Items from an interface collection
== Segment start ==

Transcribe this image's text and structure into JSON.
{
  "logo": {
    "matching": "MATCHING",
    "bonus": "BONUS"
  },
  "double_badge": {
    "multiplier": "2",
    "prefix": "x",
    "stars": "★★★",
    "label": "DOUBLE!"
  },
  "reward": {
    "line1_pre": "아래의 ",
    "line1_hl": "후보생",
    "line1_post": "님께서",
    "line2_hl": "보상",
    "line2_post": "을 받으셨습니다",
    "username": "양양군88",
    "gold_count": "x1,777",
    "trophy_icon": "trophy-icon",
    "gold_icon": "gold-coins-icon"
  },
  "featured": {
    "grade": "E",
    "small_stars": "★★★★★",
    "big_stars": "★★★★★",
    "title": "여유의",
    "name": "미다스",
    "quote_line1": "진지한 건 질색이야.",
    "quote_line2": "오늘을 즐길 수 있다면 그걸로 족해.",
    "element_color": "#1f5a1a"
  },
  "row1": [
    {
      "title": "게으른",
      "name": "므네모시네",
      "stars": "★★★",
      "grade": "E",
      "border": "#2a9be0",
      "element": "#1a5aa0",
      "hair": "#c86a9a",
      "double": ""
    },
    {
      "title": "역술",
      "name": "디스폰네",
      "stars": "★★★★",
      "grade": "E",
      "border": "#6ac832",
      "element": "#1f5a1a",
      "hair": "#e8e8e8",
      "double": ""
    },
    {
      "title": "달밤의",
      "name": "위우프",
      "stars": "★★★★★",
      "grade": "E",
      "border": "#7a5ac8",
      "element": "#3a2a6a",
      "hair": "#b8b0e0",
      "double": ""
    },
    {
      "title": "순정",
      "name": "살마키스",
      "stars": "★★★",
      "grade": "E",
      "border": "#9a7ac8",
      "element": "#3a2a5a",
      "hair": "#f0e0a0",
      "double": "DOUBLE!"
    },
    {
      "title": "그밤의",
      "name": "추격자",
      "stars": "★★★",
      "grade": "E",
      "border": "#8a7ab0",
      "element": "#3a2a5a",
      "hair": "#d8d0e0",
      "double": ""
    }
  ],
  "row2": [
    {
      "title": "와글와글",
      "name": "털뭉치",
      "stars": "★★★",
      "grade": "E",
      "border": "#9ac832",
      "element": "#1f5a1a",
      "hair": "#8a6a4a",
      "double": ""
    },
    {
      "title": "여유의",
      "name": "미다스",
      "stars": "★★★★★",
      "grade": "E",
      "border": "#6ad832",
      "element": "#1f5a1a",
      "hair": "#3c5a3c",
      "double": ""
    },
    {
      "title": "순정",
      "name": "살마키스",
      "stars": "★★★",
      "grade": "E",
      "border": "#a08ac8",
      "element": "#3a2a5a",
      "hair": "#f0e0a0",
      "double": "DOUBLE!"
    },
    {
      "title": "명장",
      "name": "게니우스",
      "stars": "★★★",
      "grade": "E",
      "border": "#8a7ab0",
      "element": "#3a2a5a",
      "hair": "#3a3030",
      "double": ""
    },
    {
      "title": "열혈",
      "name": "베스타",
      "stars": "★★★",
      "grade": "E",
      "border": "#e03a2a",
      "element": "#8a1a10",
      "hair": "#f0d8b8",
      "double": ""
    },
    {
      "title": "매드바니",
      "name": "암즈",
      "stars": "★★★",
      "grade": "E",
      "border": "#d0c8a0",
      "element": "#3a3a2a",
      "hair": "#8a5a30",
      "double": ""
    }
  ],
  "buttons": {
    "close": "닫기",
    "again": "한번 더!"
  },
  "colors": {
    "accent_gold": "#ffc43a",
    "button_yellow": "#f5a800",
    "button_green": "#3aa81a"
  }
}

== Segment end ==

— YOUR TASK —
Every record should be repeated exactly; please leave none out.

— ANSWER BOX —
Transcribe this image's text and structure into JSON.
{
  "logo": {
    "matching": "MATCHING",
    "bonus": "BONUS"
  },
  "double_badge": {
    "multiplier": "2",
    "prefix": "x",
    "stars": "★★★",
    "label": "DOUBLE!"
  },
  "reward": {
    "line1_pre": "아래의 ",
    "line1_hl": "후보생",
    "line1_post": "님께서",
    "line2_hl": "보상",
    "line2_post": "을 받으셨습니다",
    "username": "양양군88",
    "gold_count": "x1,777",
    "trophy_icon": "trophy-icon",
    "gold_icon": "gold-coins-icon"
  },
  "featured": {
    "grade": "E",
    "small_stars": "★★★★★",
    "big_stars": "★★★★★",
    "title": "여유의",
    "name": "미다스",
    "quote_line1": "진지한 건 질색이야.",
    "quote_line2": "오늘을 즐길 수 있다면 그걸로 족해.",
    "element_color": "#1f5a1a"
  },
  "row1": [
    {
      "title": "게으른",
      "name": "므네모시네",
      "stars": "★★★",
      "grade": "E",
      "border": "#2a9be0",
      "element": "#1a5aa0",
      "hair": "#c86a9a",
      "double": ""
    },
    {
      "title": "역술",
      "name": "디스폰네",
      "stars": "★★★★",
      "grade": "E",
      "border": "#6ac832",
      "element": "#1f5a1a",
      "hair": "#e8e8e8",
      "double": ""
    },
    {
      "title": "달밤의",
      "name": "위우프",
      "stars": "★★★★★",
      "grade": "E",
      "border": "#7a5ac8",
      "element": "#3a2a6a",
      "hair": "#b8b0e0",
      "double": ""
    },
    {
      "title": "순정",
      "name": "살마키스",
      "stars": "★★★",
      "grade": "E",
      "border": "#9a7ac8",
      "element": "#3a2a5a",
      "hair": "#f0e0a0",
      "double": "DOUBLE!"
    },
    {
      "title": "그밤의",
      "name": "추격자",
      "stars": "★★★",
      "grade": "E",
      "border": "#8a7ab0",
      "element": "#3a2a5a",
      "hair": "#d8d0e0",
      "double": ""
    }
  ],
  "row2": [
    {
      "title": "와글와글",
      "name": "털뭉치",
      "stars": "★★★",
      "grade": "E",
      "border": "#9ac832",
      "element": "#1f5a1a",
      "hair": "#8a6a4a",
      "double": ""
    },
    {
      "title": "여유의",
      "name": "미다스",
      "stars": "★★★★★",
      "grade": "E",
      "border": "#6ad832",
      "element": "#1f5a1a",
      "hair": "#3c5a3c",
      "double": ""
    },
    {
      "title": "순정",
      "name": "살마키스",
      "stars": "★★★",
      "grade": "E",
      "border": "#a08ac8",
      "element": "#3a2a5a",
      "hair": "#f0e0a0",
      "double": "DOUBLE!"
    },
    {
      "title": "명장",
      "name": "게니우스",
      "stars": "★★★",
      "grade": "E",
      "border": "#8a7ab0",
      "element": "#3a2a5a",
      "hair": "#3a3030",
      "double": ""
    },
    {
      "title": "열혈",
      "name": "베스타",
      "stars": "★★★",
      "grade": "E",
      "border": "#e03a2a",
      "element": "#8a1a10",
      "hair": "#f0d8b8",
      "double": ""
    },
    {
      "title": "매드바니",
      "name": "암즈",
      "stars": "★★★",
      "grade": "E",
      "border": "#d0c8a0",
      "element": "#3a3a2a",
      "hair": "#8a5a30",
      "double": ""
    }
  ],
  "buttons": {
    "close": "닫기",
    "again": "한번 더!"
  },
  "colors": {
    "accent_gold": "#ffc43a",
    "button_yellow": "#f5a800",
    "button_green": "#3aa81a"
  }
}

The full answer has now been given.